Page and application data records:
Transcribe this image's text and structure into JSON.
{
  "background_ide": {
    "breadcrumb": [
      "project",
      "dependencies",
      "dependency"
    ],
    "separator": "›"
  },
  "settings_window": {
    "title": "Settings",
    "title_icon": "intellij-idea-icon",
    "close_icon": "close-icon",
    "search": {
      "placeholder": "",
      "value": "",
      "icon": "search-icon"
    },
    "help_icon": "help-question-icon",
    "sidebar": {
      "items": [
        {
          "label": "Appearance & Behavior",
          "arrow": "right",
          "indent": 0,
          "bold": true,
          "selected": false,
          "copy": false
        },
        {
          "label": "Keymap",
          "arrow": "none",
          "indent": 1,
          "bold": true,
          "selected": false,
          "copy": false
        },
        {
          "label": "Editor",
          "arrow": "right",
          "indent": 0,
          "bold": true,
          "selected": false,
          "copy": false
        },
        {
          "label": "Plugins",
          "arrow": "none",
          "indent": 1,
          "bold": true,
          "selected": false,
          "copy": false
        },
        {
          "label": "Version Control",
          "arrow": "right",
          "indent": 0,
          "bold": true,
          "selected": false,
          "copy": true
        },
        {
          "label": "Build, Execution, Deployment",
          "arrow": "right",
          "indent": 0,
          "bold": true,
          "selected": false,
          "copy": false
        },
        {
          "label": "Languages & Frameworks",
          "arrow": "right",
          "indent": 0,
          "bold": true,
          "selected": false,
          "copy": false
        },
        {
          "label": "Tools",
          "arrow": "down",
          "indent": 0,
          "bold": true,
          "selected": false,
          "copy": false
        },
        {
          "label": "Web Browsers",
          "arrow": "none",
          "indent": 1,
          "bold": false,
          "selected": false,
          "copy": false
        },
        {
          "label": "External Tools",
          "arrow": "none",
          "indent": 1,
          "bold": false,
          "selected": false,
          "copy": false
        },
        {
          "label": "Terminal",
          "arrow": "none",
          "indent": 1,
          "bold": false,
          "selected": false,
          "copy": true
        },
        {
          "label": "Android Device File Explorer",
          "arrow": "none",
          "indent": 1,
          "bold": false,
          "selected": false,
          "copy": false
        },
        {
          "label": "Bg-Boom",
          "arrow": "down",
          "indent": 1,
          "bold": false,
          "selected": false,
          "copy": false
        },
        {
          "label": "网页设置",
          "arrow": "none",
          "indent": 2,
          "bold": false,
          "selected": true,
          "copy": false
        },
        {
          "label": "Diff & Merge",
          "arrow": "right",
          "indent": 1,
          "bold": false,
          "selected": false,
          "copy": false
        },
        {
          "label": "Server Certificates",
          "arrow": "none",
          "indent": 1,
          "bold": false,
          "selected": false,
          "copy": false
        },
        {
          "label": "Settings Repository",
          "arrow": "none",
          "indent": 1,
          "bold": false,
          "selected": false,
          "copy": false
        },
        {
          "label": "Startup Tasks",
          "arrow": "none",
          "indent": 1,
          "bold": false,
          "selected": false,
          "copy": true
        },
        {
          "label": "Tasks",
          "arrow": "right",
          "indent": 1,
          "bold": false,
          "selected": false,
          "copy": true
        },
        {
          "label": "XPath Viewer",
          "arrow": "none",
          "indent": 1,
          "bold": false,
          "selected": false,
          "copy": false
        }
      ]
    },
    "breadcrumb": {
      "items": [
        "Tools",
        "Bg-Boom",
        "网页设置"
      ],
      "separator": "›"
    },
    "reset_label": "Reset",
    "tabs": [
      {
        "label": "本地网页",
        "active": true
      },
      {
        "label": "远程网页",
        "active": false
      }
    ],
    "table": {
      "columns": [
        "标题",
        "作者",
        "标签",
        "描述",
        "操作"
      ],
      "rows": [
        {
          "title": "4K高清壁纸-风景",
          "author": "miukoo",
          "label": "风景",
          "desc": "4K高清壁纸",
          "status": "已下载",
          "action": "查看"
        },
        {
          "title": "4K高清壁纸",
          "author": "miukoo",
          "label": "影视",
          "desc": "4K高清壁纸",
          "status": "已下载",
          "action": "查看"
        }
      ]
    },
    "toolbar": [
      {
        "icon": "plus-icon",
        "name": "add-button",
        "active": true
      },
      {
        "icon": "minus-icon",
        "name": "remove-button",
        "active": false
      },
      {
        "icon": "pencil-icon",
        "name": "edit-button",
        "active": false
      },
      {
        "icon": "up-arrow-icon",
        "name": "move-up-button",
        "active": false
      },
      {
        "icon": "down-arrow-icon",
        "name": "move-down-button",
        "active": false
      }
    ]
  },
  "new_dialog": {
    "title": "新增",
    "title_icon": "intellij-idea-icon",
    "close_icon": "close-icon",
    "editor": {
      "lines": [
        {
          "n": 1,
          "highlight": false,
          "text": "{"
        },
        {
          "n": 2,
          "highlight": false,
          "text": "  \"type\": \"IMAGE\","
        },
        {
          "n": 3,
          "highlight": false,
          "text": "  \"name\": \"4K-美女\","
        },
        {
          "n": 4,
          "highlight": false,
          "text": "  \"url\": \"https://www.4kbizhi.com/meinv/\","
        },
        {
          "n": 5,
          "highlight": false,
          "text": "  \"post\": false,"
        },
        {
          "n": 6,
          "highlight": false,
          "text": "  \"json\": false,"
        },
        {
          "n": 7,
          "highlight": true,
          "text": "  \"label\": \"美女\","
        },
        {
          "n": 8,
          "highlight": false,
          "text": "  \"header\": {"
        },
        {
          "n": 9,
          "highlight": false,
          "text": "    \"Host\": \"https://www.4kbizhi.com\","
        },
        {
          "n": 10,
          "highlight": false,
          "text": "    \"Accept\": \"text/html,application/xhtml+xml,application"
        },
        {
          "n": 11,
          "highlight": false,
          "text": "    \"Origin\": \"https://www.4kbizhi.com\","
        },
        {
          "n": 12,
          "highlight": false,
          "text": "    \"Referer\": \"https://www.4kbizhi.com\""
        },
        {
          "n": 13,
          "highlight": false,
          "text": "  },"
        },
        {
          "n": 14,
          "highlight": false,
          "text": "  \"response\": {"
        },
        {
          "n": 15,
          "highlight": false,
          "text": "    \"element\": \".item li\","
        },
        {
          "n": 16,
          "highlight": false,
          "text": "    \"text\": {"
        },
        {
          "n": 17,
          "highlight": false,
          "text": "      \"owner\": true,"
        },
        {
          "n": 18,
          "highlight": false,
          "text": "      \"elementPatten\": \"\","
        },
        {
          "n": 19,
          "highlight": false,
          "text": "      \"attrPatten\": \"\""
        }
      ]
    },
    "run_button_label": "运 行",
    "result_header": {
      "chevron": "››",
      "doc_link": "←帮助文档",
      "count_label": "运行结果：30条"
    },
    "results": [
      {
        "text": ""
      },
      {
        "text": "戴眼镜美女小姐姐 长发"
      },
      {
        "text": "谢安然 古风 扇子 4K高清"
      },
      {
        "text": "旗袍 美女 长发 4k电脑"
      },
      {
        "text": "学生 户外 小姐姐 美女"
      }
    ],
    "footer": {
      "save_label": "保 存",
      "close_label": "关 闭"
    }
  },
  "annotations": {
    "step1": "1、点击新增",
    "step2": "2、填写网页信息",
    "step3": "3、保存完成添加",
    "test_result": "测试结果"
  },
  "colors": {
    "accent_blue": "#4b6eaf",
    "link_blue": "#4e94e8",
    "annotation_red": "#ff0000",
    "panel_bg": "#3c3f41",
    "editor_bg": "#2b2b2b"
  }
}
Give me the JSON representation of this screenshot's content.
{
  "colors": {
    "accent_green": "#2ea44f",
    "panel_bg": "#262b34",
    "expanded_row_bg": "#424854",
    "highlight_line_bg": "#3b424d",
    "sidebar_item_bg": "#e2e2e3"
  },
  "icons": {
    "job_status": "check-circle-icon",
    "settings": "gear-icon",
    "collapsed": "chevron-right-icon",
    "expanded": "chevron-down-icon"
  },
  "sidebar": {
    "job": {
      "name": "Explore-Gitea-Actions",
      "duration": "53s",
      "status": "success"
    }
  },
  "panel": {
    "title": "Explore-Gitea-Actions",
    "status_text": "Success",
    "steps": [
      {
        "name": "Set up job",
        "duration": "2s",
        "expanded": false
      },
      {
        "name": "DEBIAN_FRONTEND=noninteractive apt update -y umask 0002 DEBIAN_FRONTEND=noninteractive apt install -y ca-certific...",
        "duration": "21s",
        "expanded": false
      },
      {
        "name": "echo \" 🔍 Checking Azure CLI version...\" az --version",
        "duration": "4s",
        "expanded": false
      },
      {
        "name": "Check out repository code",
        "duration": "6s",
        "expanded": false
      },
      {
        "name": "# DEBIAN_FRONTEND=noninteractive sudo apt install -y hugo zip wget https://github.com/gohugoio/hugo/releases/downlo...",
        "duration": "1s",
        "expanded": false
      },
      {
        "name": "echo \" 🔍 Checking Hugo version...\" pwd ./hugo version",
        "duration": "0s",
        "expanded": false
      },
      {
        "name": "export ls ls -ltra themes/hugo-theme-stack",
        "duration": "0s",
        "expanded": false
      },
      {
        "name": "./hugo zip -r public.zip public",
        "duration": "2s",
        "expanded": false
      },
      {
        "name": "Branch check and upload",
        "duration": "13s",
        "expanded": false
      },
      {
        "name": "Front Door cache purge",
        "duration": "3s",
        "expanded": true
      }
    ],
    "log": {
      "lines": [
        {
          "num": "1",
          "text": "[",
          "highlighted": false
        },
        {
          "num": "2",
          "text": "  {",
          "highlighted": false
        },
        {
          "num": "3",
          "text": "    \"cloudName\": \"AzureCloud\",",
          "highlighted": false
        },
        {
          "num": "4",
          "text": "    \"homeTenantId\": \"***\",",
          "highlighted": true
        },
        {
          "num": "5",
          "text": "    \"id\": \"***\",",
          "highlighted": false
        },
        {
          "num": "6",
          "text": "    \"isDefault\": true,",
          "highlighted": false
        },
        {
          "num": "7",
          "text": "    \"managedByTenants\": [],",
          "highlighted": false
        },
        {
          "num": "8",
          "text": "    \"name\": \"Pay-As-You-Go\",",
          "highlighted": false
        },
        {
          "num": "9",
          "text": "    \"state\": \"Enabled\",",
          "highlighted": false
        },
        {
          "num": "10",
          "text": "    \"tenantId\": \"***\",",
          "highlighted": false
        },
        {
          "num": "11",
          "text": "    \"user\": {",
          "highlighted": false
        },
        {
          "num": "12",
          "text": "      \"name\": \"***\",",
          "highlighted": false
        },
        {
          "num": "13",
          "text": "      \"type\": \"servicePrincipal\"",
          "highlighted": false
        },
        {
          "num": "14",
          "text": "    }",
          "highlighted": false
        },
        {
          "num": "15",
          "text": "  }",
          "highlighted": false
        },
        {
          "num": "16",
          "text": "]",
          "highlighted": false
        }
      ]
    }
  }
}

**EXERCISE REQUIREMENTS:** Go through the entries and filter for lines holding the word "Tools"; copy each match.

**EXPECTED ANSWER:**
          "label": "Tools",
          "label": "External Tools",
        "Tools",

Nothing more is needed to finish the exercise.